What you don’t know can hurt you – make pre-employment screening mandatory.

A company advertises a job opening for a worker to pack and load heavy boxes onto trucks. It would seem an easy position to fill. But what if that applicant shows up with two good, strong arms and appears to be a perfect candidate for the job, but has a history of back trouble that resulted in a number of previous workers’ compensation claims? This is not an easy call to make and virtually impossible if no pre-employment medical testing is required. Especially by a medical expert who understands your job requirements and what it takes physically to accomplish them.

With budget and personnel cut backs, many companies are also cutting back on pre-employment practices. A few years ago investing in integrity testing, pre-employment physicals, blood work, and drug testing was palpable. Today, when a company is struggling to find candidates, it is very difficult to turn away potential employees.

Today many employers are also aware of the high-cost of workers’ compensation claims, which can sometimes be up to 300% of what the carrier pays out. This creates a juggling act with them wanting to make sure they hire the right person, while protecting the safety of their other workers and in some instances, the public. Failure to hire the right person for the job sends a message to the other workers that the company doesn’t care whom they hire, even if it impairs job safety. This is something that can have huge repercussions and create a culture that does not care about safety.

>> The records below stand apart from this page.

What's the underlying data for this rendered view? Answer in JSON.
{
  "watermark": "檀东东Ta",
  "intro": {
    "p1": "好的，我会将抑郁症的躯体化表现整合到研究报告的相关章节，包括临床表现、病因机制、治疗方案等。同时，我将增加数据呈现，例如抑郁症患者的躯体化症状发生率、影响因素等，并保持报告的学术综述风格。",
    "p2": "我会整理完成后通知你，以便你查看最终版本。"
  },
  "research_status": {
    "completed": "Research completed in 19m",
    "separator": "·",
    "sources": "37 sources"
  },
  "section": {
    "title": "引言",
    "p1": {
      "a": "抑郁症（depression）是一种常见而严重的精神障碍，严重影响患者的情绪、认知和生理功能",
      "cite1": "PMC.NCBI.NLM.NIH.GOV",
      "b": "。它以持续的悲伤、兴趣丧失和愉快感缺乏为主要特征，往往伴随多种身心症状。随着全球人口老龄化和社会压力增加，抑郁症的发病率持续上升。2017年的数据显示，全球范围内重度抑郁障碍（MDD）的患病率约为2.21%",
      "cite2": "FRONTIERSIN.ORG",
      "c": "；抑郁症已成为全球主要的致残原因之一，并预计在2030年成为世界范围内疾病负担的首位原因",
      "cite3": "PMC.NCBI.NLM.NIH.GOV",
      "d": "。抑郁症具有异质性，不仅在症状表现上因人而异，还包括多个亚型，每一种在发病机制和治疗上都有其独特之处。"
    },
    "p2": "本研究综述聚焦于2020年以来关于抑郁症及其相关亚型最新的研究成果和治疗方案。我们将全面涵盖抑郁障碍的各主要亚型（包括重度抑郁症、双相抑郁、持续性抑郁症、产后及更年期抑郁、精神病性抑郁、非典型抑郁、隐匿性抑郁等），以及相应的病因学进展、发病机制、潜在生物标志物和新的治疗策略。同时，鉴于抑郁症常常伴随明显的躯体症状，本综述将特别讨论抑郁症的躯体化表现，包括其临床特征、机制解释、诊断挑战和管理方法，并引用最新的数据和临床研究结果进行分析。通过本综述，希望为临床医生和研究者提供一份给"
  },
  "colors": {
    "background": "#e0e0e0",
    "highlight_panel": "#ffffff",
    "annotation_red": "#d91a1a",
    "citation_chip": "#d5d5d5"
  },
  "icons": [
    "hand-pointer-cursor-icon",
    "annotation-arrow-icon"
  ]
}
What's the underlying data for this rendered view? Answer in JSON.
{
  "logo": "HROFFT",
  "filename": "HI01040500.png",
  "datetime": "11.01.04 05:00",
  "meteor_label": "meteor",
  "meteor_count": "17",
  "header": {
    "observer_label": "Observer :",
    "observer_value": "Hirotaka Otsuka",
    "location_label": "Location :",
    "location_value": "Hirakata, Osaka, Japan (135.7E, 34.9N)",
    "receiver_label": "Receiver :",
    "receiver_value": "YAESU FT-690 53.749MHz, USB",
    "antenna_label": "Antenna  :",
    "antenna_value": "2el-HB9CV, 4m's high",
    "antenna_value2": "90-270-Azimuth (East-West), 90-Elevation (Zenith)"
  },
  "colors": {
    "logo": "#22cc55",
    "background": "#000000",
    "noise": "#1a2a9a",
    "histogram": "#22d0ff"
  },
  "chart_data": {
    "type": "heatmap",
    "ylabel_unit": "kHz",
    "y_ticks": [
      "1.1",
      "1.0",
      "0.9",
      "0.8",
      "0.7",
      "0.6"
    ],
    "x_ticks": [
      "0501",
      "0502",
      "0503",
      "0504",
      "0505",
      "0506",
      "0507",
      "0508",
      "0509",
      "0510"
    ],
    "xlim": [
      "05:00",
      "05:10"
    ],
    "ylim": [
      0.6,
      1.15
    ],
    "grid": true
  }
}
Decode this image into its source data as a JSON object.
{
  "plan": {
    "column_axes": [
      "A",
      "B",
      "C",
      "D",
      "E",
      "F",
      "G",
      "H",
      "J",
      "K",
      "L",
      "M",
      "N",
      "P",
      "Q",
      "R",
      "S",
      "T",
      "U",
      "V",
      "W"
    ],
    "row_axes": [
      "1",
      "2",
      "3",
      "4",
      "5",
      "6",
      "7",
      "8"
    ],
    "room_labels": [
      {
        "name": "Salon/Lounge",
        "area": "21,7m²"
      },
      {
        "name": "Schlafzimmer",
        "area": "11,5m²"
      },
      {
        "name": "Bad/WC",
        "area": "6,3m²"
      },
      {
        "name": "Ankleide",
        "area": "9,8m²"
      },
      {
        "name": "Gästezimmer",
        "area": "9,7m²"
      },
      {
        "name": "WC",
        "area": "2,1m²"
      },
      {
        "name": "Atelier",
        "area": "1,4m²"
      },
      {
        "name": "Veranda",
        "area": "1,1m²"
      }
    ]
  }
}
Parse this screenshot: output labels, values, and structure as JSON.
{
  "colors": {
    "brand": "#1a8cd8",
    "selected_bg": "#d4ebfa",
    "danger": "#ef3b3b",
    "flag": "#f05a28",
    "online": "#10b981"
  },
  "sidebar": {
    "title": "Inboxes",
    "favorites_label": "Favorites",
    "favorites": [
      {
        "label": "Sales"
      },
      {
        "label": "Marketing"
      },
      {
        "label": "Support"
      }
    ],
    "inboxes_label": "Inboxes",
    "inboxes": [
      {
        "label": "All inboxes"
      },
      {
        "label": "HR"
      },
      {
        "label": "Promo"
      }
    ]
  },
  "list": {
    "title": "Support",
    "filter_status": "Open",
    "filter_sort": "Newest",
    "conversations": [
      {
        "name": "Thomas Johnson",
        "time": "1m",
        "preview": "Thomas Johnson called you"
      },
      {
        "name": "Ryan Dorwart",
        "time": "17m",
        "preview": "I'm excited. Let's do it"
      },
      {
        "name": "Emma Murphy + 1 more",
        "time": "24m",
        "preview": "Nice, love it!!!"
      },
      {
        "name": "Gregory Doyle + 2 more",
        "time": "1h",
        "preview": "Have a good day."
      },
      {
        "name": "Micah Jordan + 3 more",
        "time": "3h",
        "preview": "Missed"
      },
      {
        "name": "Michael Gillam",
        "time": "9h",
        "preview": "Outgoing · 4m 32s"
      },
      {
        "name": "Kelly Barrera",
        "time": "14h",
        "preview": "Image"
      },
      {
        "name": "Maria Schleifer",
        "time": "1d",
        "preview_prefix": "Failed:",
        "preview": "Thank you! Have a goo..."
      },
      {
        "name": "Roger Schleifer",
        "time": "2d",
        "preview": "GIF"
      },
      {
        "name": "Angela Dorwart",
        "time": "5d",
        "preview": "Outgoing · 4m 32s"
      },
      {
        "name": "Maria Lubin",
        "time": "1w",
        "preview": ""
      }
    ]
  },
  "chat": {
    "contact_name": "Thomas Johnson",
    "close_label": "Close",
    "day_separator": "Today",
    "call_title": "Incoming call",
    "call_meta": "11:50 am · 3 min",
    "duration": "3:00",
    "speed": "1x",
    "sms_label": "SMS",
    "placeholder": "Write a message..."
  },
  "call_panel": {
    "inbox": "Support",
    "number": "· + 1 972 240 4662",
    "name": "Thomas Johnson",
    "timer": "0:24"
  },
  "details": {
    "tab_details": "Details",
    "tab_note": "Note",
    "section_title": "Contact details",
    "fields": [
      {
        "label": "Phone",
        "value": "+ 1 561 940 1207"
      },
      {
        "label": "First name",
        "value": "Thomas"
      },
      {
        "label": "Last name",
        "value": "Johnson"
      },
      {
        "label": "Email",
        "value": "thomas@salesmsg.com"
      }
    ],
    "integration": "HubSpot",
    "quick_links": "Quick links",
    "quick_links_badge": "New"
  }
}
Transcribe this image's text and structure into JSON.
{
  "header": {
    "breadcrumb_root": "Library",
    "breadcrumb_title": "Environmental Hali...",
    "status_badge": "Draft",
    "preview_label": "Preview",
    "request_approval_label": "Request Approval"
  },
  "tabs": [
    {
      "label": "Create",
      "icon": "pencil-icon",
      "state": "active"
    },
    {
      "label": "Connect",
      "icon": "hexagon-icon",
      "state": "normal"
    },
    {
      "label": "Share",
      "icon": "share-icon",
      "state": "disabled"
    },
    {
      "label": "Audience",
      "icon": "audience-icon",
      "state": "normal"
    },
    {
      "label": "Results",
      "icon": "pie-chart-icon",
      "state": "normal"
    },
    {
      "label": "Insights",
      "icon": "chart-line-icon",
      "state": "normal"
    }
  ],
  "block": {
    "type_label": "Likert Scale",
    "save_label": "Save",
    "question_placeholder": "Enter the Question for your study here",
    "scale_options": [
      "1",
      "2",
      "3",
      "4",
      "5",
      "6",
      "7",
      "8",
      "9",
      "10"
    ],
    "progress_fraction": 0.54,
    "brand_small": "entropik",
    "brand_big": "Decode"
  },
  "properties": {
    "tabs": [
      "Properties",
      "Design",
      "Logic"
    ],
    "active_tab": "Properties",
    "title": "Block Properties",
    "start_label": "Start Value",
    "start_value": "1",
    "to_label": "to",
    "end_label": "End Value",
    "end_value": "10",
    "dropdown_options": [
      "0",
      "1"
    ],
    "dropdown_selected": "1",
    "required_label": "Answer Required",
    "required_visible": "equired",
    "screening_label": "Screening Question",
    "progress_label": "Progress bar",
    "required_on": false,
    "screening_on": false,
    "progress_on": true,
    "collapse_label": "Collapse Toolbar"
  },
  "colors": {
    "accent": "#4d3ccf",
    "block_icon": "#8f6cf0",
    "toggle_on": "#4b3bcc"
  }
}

There are many examples of companies who see their Workers’ Compensation Experience Modification Factor (ex mod) skyrocket to much higher than what it should be. The elevated ex mods are caused claims, which were a direct result of improper or non-existent hiring procedures. These companies did not conduct pre-employment background checks and physicals. They open the door for employees to come on payroll with existing injuries which are further aggravated by their new position.

Staying up to Date with State Regulations

States address the aggravation or exacerbation of a pre-existing condition differently. In most states, if the on-the-job injury exacerbates a pre-existing condition (even by 1%), it is considered to be a part of the payable injury. This is conditional upon the physician being able to say that within “reasonable medical probability” the pre-existing condition was and still is aggravated by the on-the-job injury.

For instance, diabetes is a very common pre-existing occurrence.  If an employee injures a leg on the job and also has diabetes, the physician starts treatment for the leg condition and is also monitoring the diabetes.  As long as the majority of the treatment (51%) is for the leg pain, it is payable under Workers’ Compensation.  If there comes a time when the leg pain subsides and the diabetes is getting worse (51% of the treatment is now related to the diabetes), it should no longer be considered payable under Workers’ Compensation.

Another tricky area of pre-employment screening is determining if the applicant has a history of filing Workers’ Compensation claims. Under the Federal Americans with Disabilities Acts (ADA), employers cannot inquire about past Workers’ Compensation claims, nor can they refuse to employ someone who has filed past claims or whose disability or impairment has no bearing on whether or not they can perform the essential tasks they are being hired for. The job interview can only determine if the person can perform essential job functions, with or without reasonable accommodation.

In the end, it is important for employers to take all steps necessary to make sure they hire the right person for the job. This can only be accomplished by implementing the proper pre-employment procedures. This includes using integrity testing, post job offer medical questionnaires, making sure that a qualified medical practitioner who understands the job requirements performs all medical testing, and dodging a legal minefield by remembering that applicants should be assessed only by their ability to perform the essential tasks at hand.